When to Drop Collision Insurance? : Answers to Insurance Questions

I'm Frank Daris America's top insurance

attorney today we're going to talk about

when can we finally drop that collision

insurance we have on our car we all need

liability insurance that protects us

from damage we do to others or their

property but this isn't necessarily true

for collision and comprehensive car

insurance those coverages cover repairs

or replacement of your car if you're an

accident that's your fault or losses

caused by theft vandalism and natural

disasters the reason these aren't always

needed is because the potential benefit

may not be worth the premium you're

paying compared with the actual risk the

biggest question to ask would the amount

paid by your insurance company really

helped you after you've paid your

deductible or would it be better to drop

the coverage altogether and save that

money as a rainy day collision or theft

fund consider the actual replacement

cost value of your car you can do this

pretty easily through the NAD a guides

kelley blue book or the black book be

realistic look at the condition of your

vehicle including the dents the sun

damaged the upholstery and the mileage

or you can call your insurance company

see how their claims department

determines the actual cash value in your

area a good way to decide whether or not

you need collision insurance is to look

at the policy or look at the Blue Book

value determine the value of the car

subtract the deductible on the policy

from the vehicle replacement cost the

remaining amount would be the actual

benefit of carrying that coverage now

consider the annual premium you pay you

got to divide this number by the actual

benefit of the policy they would take

before the total premiums paid

would surpass the actual replacement

cost of the vehicle that's a lot of

gobbledygook but here's a simple example
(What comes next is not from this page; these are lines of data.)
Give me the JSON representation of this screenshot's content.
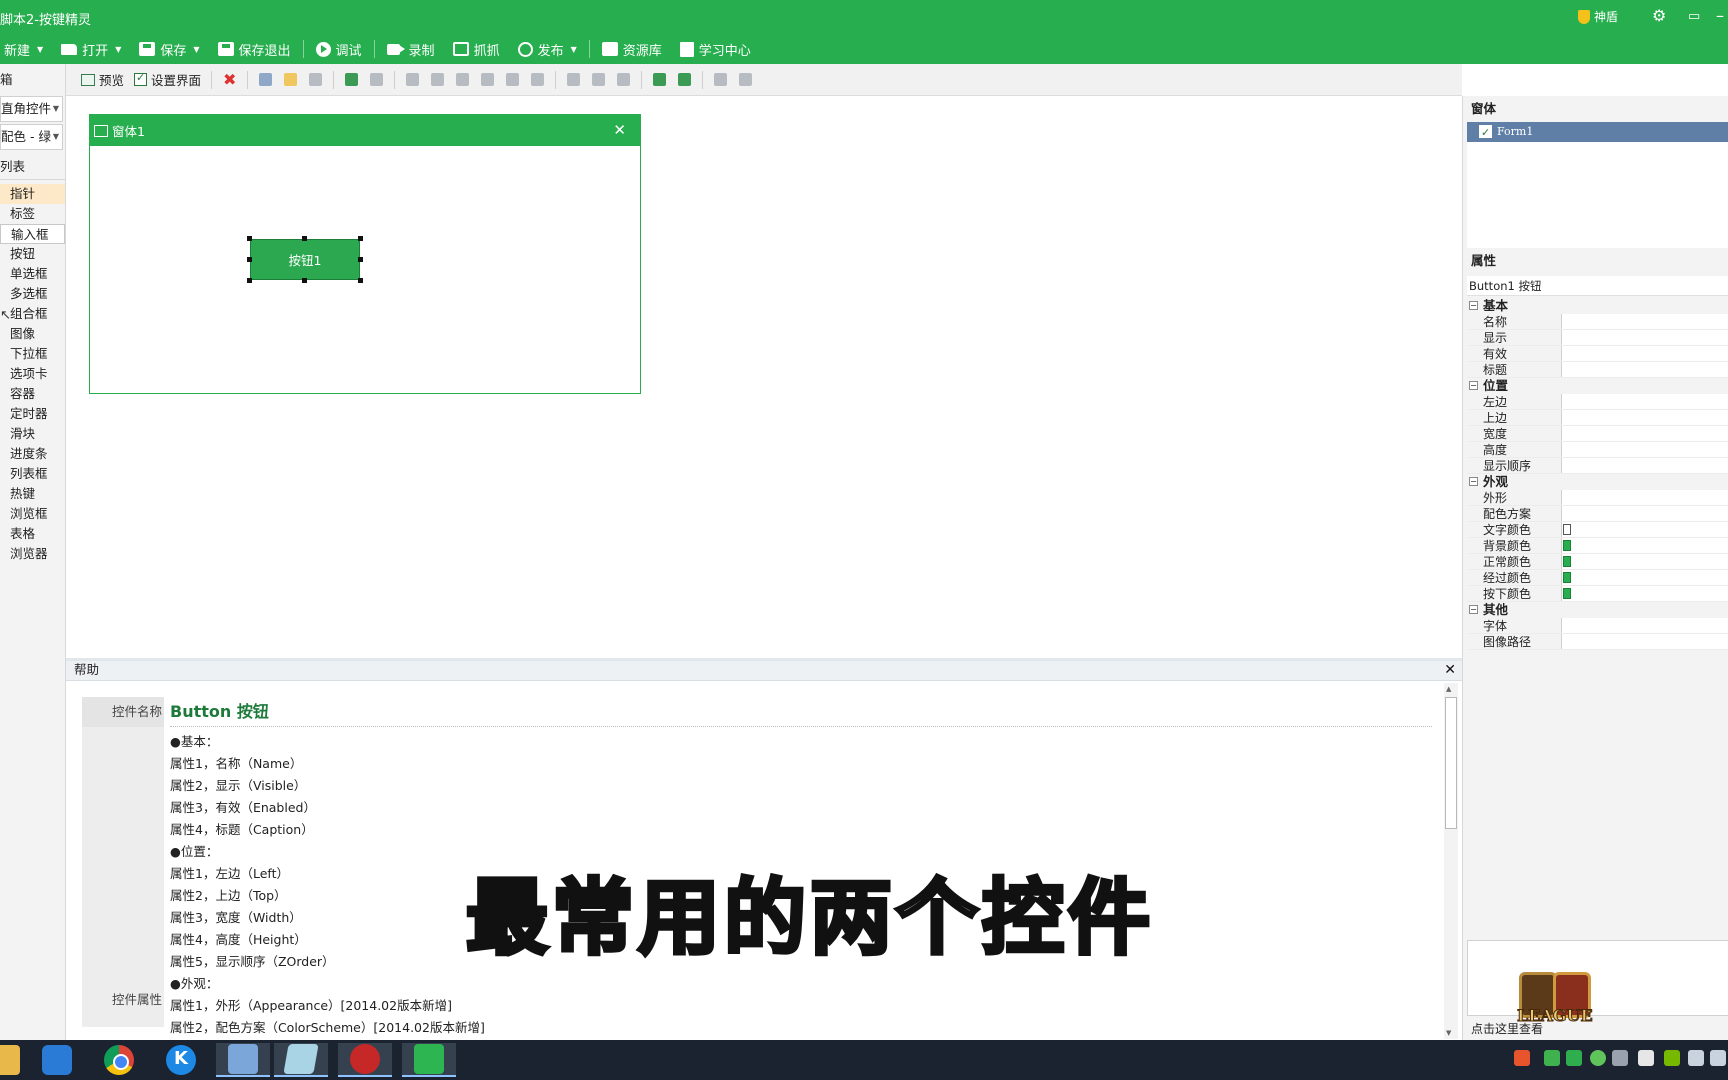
{
  "window": {
    "title": "脚本2-按键精灵",
    "shield_label": "神盾"
  },
  "toolbar": {
    "new": "新建",
    "open": "打开",
    "save": "保存",
    "save_exit": "保存退出",
    "debug": "调试",
    "record": "录制",
    "capture": "抓抓",
    "publish": "发布",
    "resources": "资源库",
    "learning": "学习中心"
  },
  "subtoolbar": {
    "preview": "预览",
    "settings": "设置界面"
  },
  "toolbox": {
    "header": "箱",
    "style_select": "直角控件",
    "color_select": "配色 - 绿",
    "list_header": "列表",
    "items": [
      "指针",
      "标签",
      "输入框",
      "按钮",
      "单选框",
      "多选框",
      "组合框",
      "图像",
      "下拉框",
      "选项卡",
      "容器",
      "定时器",
      "滑块",
      "进度条",
      "列表框",
      "热键",
      "浏览框",
      "表格",
      "浏览器"
    ]
  },
  "designer": {
    "form_title": "窗体1",
    "button_caption": "按钮1"
  },
  "help": {
    "header": "帮助",
    "control_name_label": "控件名称",
    "control_props_label": "控件属性",
    "title": "Button 按钮",
    "lines": [
      "●基本：",
      "属性1，名称（Name）",
      "属性2，显示（Visible）",
      "属性3，有效（Enabled）",
      "属性4，标题（Caption）",
      "●位置：",
      "属性1，左边（Left）",
      "属性2，上边（Top）",
      "属性3，宽度（Width）",
      "属性4，高度（Height）",
      "属性5，显示顺序（ZOrder）",
      "●外观：",
      "属性1，外形（Appearance）[2014.02版本新增]",
      "属性2，配色方案（ColorScheme）[2014.02版本新增]"
    ]
  },
  "subtitle": "最常用的两个控件",
  "right_panel": {
    "forms_title": "窗体",
    "form_item": "Form1",
    "props_title": "属性",
    "object_line": "Button1 按钮",
    "groups": [
      {
        "name": "基本",
        "rows": [
          "名称",
          "显示",
          "有效",
          "标题"
        ]
      },
      {
        "name": "位置",
        "rows": [
          "左边",
          "上边",
          "宽度",
          "高度",
          "显示顺序"
        ]
      },
      {
        "name": "外观",
        "rows": [
          "外形",
          "配色方案",
          "文字颜色",
          "背景颜色",
          "正常颜色",
          "经过颜色",
          "按下颜色"
        ]
      },
      {
        "name": "其他",
        "rows": [
          "字体",
          "图像路径"
        ]
      }
    ],
    "hint": "点击这里查看",
    "badge_text": "LEAGUE"
  },
  "colors": {
    "accent": "#27ae4f",
    "selected_item": "#fde9c8",
    "form_selected": "#5f7fa6"
  }
}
for a $15,000 actual benefit for a loss

that had an annual collision premium of

$100 the result would be 50 years so now

consider the likelihood of you getting
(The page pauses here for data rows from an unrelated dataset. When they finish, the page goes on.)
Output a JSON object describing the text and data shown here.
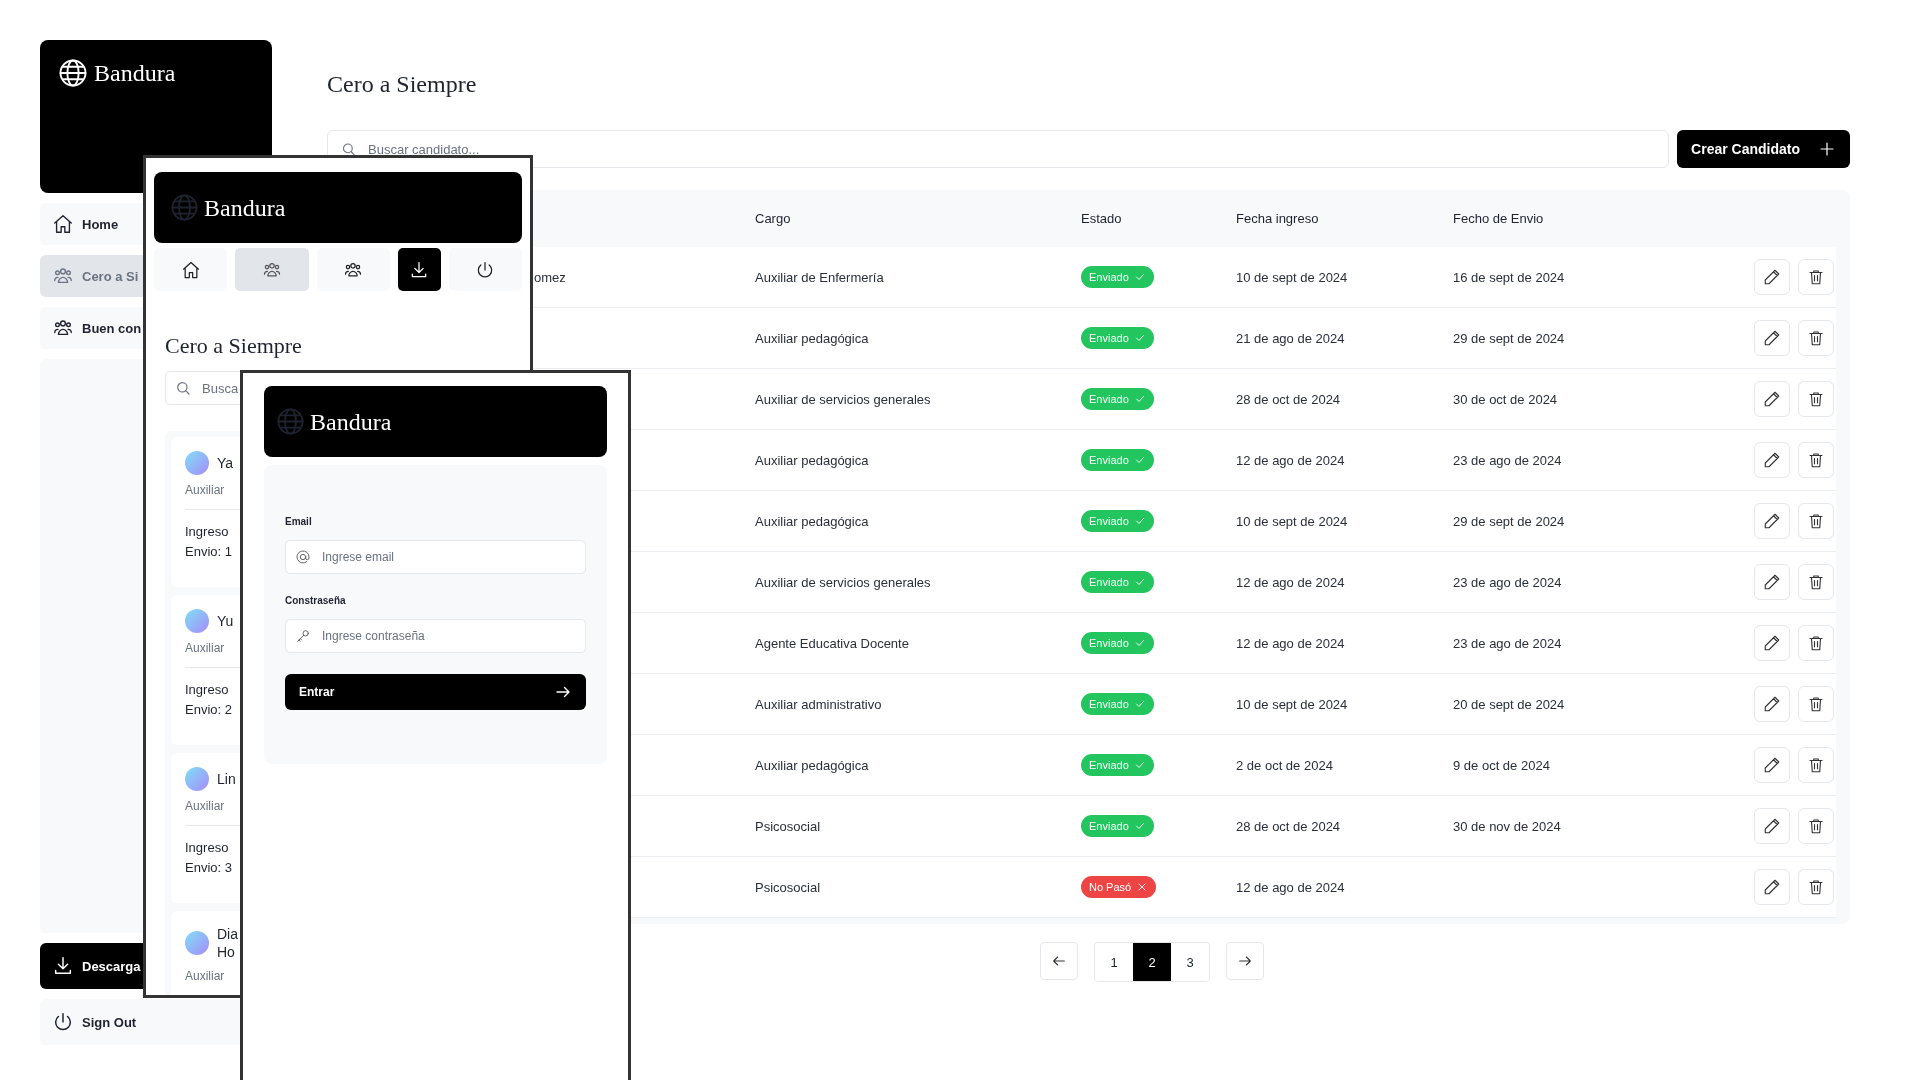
{
  "desktop": {
    "brand": "Bandura",
    "nav": [
      {
        "label": "Home",
        "selected": false
      },
      {
        "label": "Cero a Si",
        "selected": true
      },
      {
        "label": "Buen con",
        "selected": false
      }
    ],
    "download_button": "Descarga",
    "sign_out": "Sign Out",
    "title": "Cero a Siempre",
    "search": {
      "placeholder": "Buscar candidato..."
    },
    "create_button": "Crear Candidato",
    "table": {
      "columns": [
        "Cargo",
        "Estado",
        "Fecha ingreso",
        "Fecho de Envio"
      ],
      "rows": [
        {
          "name": "omez",
          "cargo": "Auxiliar de Enfermería",
          "status": {
            "label": "Enviado",
            "kind": "sent"
          },
          "fecha_ingreso": "10 de sept de 2024",
          "fecha_envio": "16 de sept de 2024"
        },
        {
          "cargo": "Auxiliar pedagógica",
          "status": {
            "label": "Enviado",
            "kind": "sent"
          },
          "fecha_ingreso": "21 de ago de 2024",
          "fecha_envio": "29 de sept de 2024"
        },
        {
          "cargo": "Auxiliar de servicios generales",
          "status": {
            "label": "Enviado",
            "kind": "sent"
          },
          "fecha_ingreso": "28 de oct de 2024",
          "fecha_envio": "30 de oct de 2024"
        },
        {
          "cargo": "Auxiliar pedagógica",
          "status": {
            "label": "Enviado",
            "kind": "sent"
          },
          "fecha_ingreso": "12 de ago de 2024",
          "fecha_envio": "23 de ago de 2024"
        },
        {
          "cargo": "Auxiliar pedagógica",
          "status": {
            "label": "Enviado",
            "kind": "sent"
          },
          "fecha_ingreso": "10 de sept de 2024",
          "fecha_envio": "29 de sept de 2024"
        },
        {
          "cargo": "Auxiliar de servicios generales",
          "status": {
            "label": "Enviado",
            "kind": "sent"
          },
          "fecha_ingreso": "12 de ago de 2024",
          "fecha_envio": "23 de ago de 2024"
        },
        {
          "cargo": "Agente Educativa Docente",
          "status": {
            "label": "Enviado",
            "kind": "sent"
          },
          "fecha_ingreso": "12 de ago de 2024",
          "fecha_envio": "23 de ago de 2024"
        },
        {
          "cargo": "Auxiliar administrativo",
          "status": {
            "label": "Enviado",
            "kind": "sent"
          },
          "fecha_ingreso": "10 de sept de 2024",
          "fecha_envio": "20 de sept de 2024"
        },
        {
          "cargo": "Auxiliar pedagógica",
          "status": {
            "label": "Enviado",
            "kind": "sent"
          },
          "fecha_ingreso": "2 de oct de 2024",
          "fecha_envio": "9 de oct de 2024"
        },
        {
          "cargo": "Psicosocial",
          "status": {
            "label": "Enviado",
            "kind": "sent"
          },
          "fecha_ingreso": "28 de oct de 2024",
          "fecha_envio": "30 de nov de 2024"
        },
        {
          "cargo": "Psicosocial",
          "status": {
            "label": "No Pasó",
            "kind": "failed"
          },
          "fecha_ingreso": "12 de ago de 2024"
        }
      ]
    },
    "pages": [
      {
        "label": "1",
        "selected": false
      },
      {
        "label": "2",
        "selected": true
      },
      {
        "label": "3",
        "selected": false
      }
    ]
  },
  "mobile": {
    "brand": "Bandura",
    "nav": [
      {
        "kind": "plain",
        "selected": false
      },
      {
        "kind": "plain",
        "selected": true
      },
      {
        "kind": "plain",
        "selected": false
      },
      {
        "kind": "primary",
        "selected": false
      },
      {
        "kind": "plain",
        "selected": false
      }
    ],
    "title": "Cero a Siempre",
    "search": {
      "placeholder": "Busca"
    },
    "cards": [
      {
        "name_lines": [
          "Ya"
        ],
        "role": "Auxiliar",
        "ingreso": "Ingreso",
        "envio": "Envio: 1"
      },
      {
        "name_lines": [
          "Yu"
        ],
        "role": "Auxiliar",
        "ingreso": "Ingreso",
        "envio": "Envio: 2"
      },
      {
        "name_lines": [
          "Lin"
        ],
        "role": "Auxiliar",
        "ingreso": "Ingreso",
        "envio": "Envio: 3"
      },
      {
        "name_lines": [
          "Dia",
          "Ho"
        ],
        "role": "Auxiliar"
      }
    ]
  },
  "login": {
    "brand": "Bandura",
    "email_label": "Email",
    "email_placeholder": "Ingrese email",
    "password_label": "Constraseña",
    "password_placeholder": "Ingrese contraseña",
    "submit": "Entrar"
  }
}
into an accident

for our example the likelihood of

getting into an accident over the course

of 50 years would be fairly high so

you'd want to keep the coverage but for

a car whose actual benefit is 700 the

likelihood of you getting in an accident

within seven years might not be so high

you also want to consider other factors

that will affect the likelihood of you

getting into an accident for example

have a long commute the chances of

getting into an accident are greater for

someone who drives a few miles to work

every day as opposed to someone who has

a long-distance drive the older you get

the more comfortable you are with

driving you become more responsible and

you learn to be a defensive driver in

this case your accident rate will

decrease until you hit the tender age of

80 another good rule of thumb is the

older your car gets the less likely you

are to need collision insurance you

might be better off saving that money

for a new car really think about how

much you could afford out-of-pocket if

you're living paycheck-to-paycheck a

settlement from the insurance company

may be exactly what you need to replace

your vehicle however if you have savings

and are making a comfortable living you

may not be afraid of making a down

payment if your car was totaled I'm


darris founding partner of Daris law

Ontario California